When music’s biggest night blasted off Sunday afternoon in The Theater at Madison Square Garden, home— for some contenders—was just a short train ride away. Here are the Philadelphians who won Grammys, and the Philadelphia-based talents who helped the winners along.
Philadelphia composer and Curtis Institute of Music graduate Jennifer Higdon added two Grammys to her growing collection! One for Best Contemporary Classical Composition for her Viola Concerto. The recording on which it’s performed features Curtis President and former Philadelphia Orchestra Principal Violist Roberto Díaz.
Higdon also won a Grammy for Best Classical Compendium for her album Higdon: All Things Majestic, Viola Concerto & Oboe Concerto with violist Roberto Díaz, Oboist James Button, Conductor Giancarlo Guerrero & Nashville Symphony. Higdon’s time at Curtis is marked by a pivotal step: she gave up the flute and began concentrating on writing music.
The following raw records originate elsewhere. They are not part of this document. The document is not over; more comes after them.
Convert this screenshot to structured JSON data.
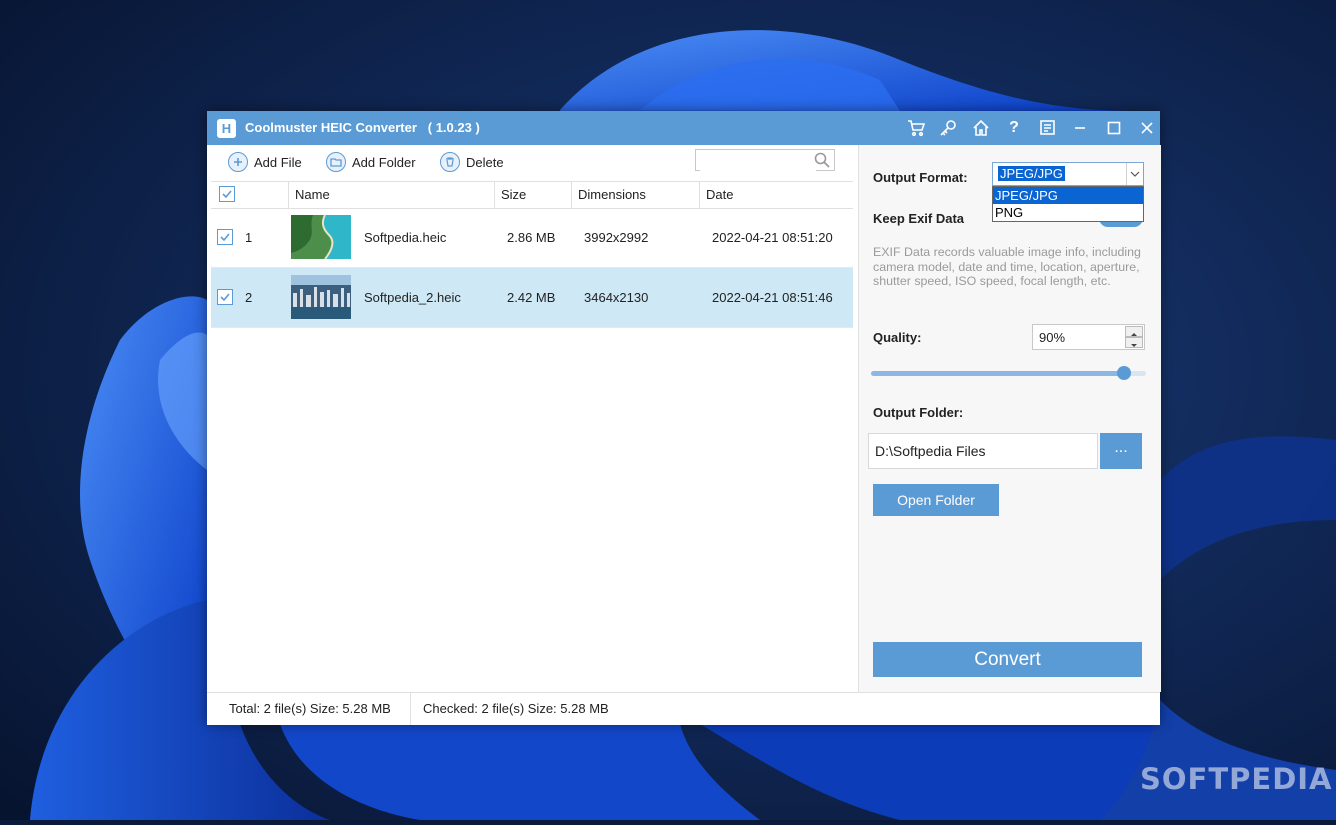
{
  "window": {
    "title": "Coolmuster HEIC Converter   ( 1.0.23 )",
    "accent_color": "#5b9bd5"
  },
  "title_icons": [
    "cart-icon",
    "key-icon",
    "home-icon",
    "help-icon",
    "feedback-icon",
    "minimize-icon",
    "maximize-icon",
    "close-icon"
  ],
  "toolbar": {
    "add_file": "Add File",
    "add_folder": "Add Folder",
    "delete": "Delete",
    "search_placeholder": ""
  },
  "table": {
    "headers": [
      "Name",
      "Size",
      "Dimensions",
      "Date"
    ],
    "rows": [
      {
        "index": "1",
        "name": "Softpedia.heic",
        "size": "2.86 MB",
        "dimensions": "3992x2992",
        "date": "2022-04-21 08:51:20",
        "checked": true
      },
      {
        "index": "2",
        "name": "Softpedia_2.heic",
        "size": "2.42 MB",
        "dimensions": "3464x2130",
        "date": "2022-04-21 08:51:46",
        "checked": true
      }
    ]
  },
  "status": {
    "total": "Total: 2 file(s) Size: 5.28 MB",
    "checked": "Checked: 2 file(s) Size: 5.28 MB"
  },
  "panel": {
    "output_format_label": "Output Format:",
    "output_format_value": "JPEG/JPG",
    "format_options": [
      "JPEG/JPG",
      "PNG"
    ],
    "keep_exif_label": "Keep Exif Data",
    "exif_description": "EXIF Data records valuable image info, including camera model, date and time, location, aperture, shutter speed, ISO speed, focal length, etc.",
    "quality_label": "Quality:",
    "quality_value": "90%",
    "quality_percent": 92,
    "output_folder_label": "Output Folder:",
    "output_folder_value": "D:\\Softpedia Files",
    "browse_label": "...",
    "open_folder_label": "Open Folder",
    "convert_label": "Convert"
  },
  "watermark": "SOFTPEDIA"
}
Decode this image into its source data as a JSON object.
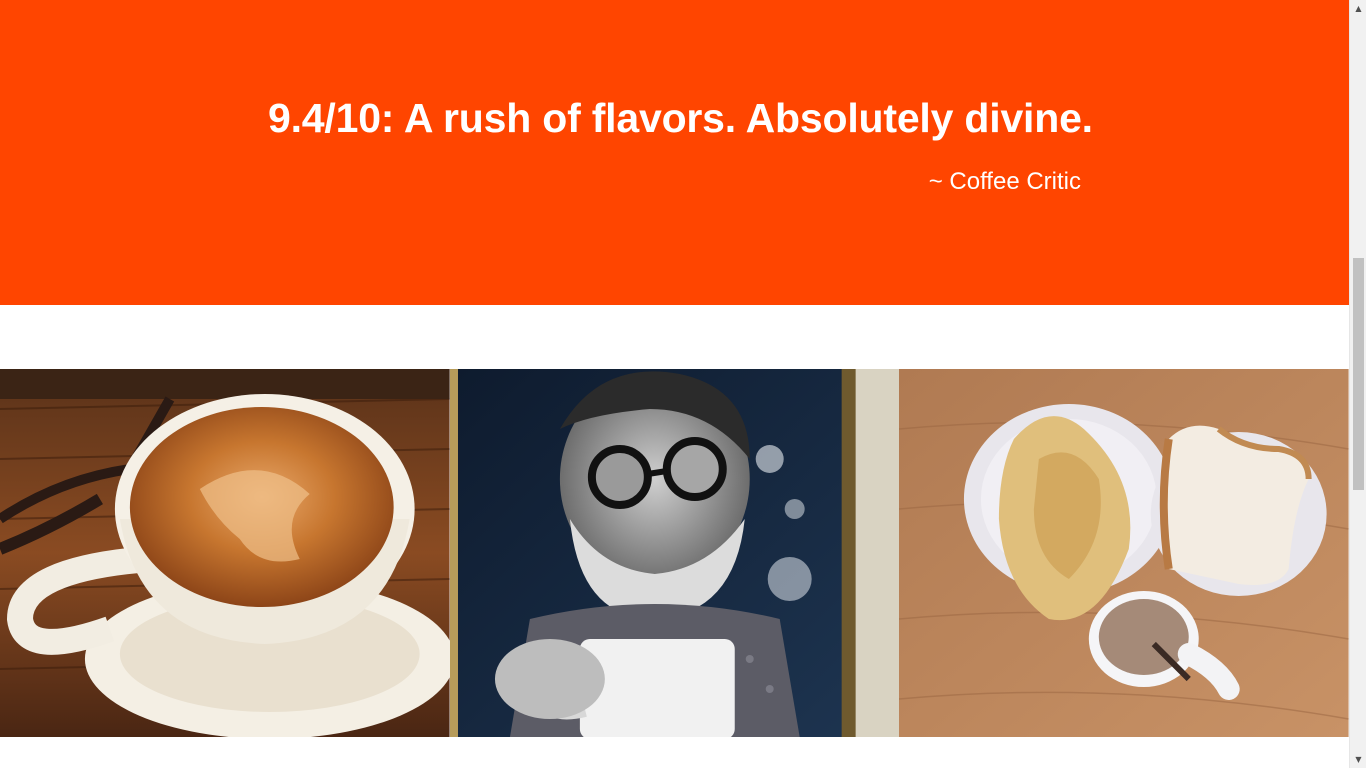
{
  "quote": {
    "text": "9.4/10: A rush of flavors. Absolutely divine.",
    "author": "~ Coffee Critic"
  },
  "colors": {
    "banner": "#ff4500",
    "text": "#ffffff"
  },
  "gallery": {
    "images": [
      {
        "name": "latte-art-cup-photo",
        "alt": "Cappuccino with latte art on wooden table"
      },
      {
        "name": "bearded-man-portrait-photo",
        "alt": "Black and white portrait of bearded man with round glasses holding a mug"
      },
      {
        "name": "breakfast-table-photo",
        "alt": "Omelette, toast and coffee on a wooden table"
      }
    ]
  },
  "scrollbar": {
    "up_icon": "triangle-up-icon",
    "down_icon": "triangle-down-icon"
  }
}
Two Philadelphia-based gems came together to win the Grammy for Best Choral Performance. The chamber choir The Crossing, led by conductor Donald Nally, and Philadelphia’s PRISM Quartet took home a Grammy for the album Gavin Bryars: The Fifth Century.
The Crossing commissioned British minimalist Gavin Bryars to write “The Fifth Century” for the choir and the saxophone quartet. The seven-part work is based the poems by Thomas Traherne, a 17th-century mystic and clergyman. More information on The Crossing's website. You can hear select performances by The Crossing throughout the year on WRTI 90.1.
One of Philadelphia’s favorite sons, bassist, arranger, educator, and now Newport Jazz Festival Artistic Director Christian McBride won a Grammy for the album Bringin’ It, featuring the Christian McBride Big Band. Bringin’ It took the award in the Best Large Jazz Ensemble Category. Although McBride already has multiple Grammys, it’s the second Grammy for his big band endeavor. In 2011, the band won a Grammy for their debut album The Good Feeling. Born and raised in Philadelphia, McBride lives in New Jersey.
The 30-something songwriting pair Benj Pasek and Justin Paul created the music for the Broadway hit Dear Evan Hansen, which won Best Musical Theater Album in a musical field that included Hello Dolly and Come From Away. Pasek, a graduate of Friends Central School in Wynnewood, PA, teamed up with Justin Paul when they were students at the University of Michigan.
Now Pasek and Paul are one of the hottest duos writing music and lyrics for television, theater and film. Already winners of several Tonys, Golden Globes and an Oscar, the twosome is up for another Academy Award this year for their song “This is Me” from the movie The Greatest Showman. Their song “City of Stars” from the movie La La Land won an Academy Award last year. (The soundtrack for La La Land picked up two awards at this year’s Grammys.)
Nominees and artists with ties to Philadelphia were in also in evidence at this year’s ceremony. Local jazz organist and trumpeter Joey DeFrancesco & The People receive a nomination for Best Jazz Instrumental Album for Project Freedom.
Richard Danielpour’s composition “Songs of Solitude” was among those named in the Best Contemporary Classical Composition category. Danielpour began the creative journey leading to his piece when the Twin Towers fell on 9/11.
Finally, Yannick Nézet-Séquin’s DVD of Verdi: Otello with the Metropolitan Opera Orchestra & Chorus, and Curtis professor and pianist Jonathan Biss’s recording of Beethoven Piano Sonatas, Vol. 6 were two of the nine albums produced by Classical Record Producer of the Year David Frost.